:: AIM OF THE TASK ::
The lines to copy are those with "chapter" in them. Pull each one from the entries below.

:: SUPPLIED MATERIAL ::
Segment Open
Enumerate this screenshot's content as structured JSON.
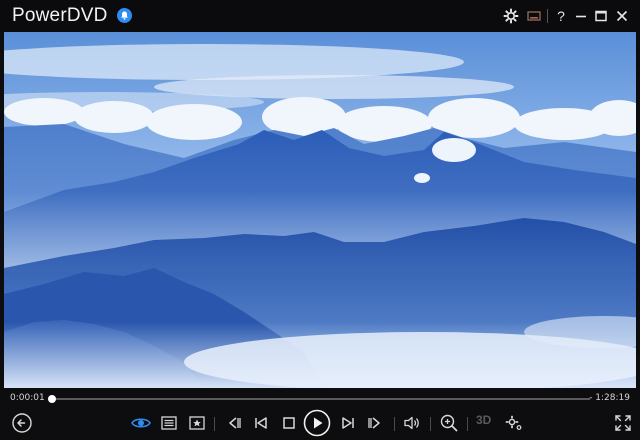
{
  "app": {
    "title": "PowerDVD"
  },
  "playback": {
    "elapsed": "0:00:01",
    "remaining": "- 1:28:19",
    "progress": 0.0
  },
  "controls": {
    "three_d_label": "3D"
  },
  "colors": {
    "accent": "#2f8df0",
    "background": "#0d0d0f",
    "text": "#e8e8e8"
  },
  "icons": {
    "titlebar": [
      "bell-icon",
      "settings-icon",
      "mini-player-icon",
      "help-icon",
      "minimize-icon",
      "maximize-icon",
      "close-icon"
    ],
    "controls": [
      "back-icon",
      "eye-icon",
      "playlist-icon",
      "bookmark-icon",
      "previous-chapter-icon",
      "skip-back-icon",
      "stop-icon",
      "play-icon",
      "skip-forward-icon",
      "next-chapter-icon",
      "volume-icon",
      "zoom-icon",
      "3d-icon",
      "settings-icon",
      "fullscreen-icon"
    ]
  }
}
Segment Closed
:: RESPONSE BELOW ::
      "previous-chapter-icon",
      "next-chapter-icon",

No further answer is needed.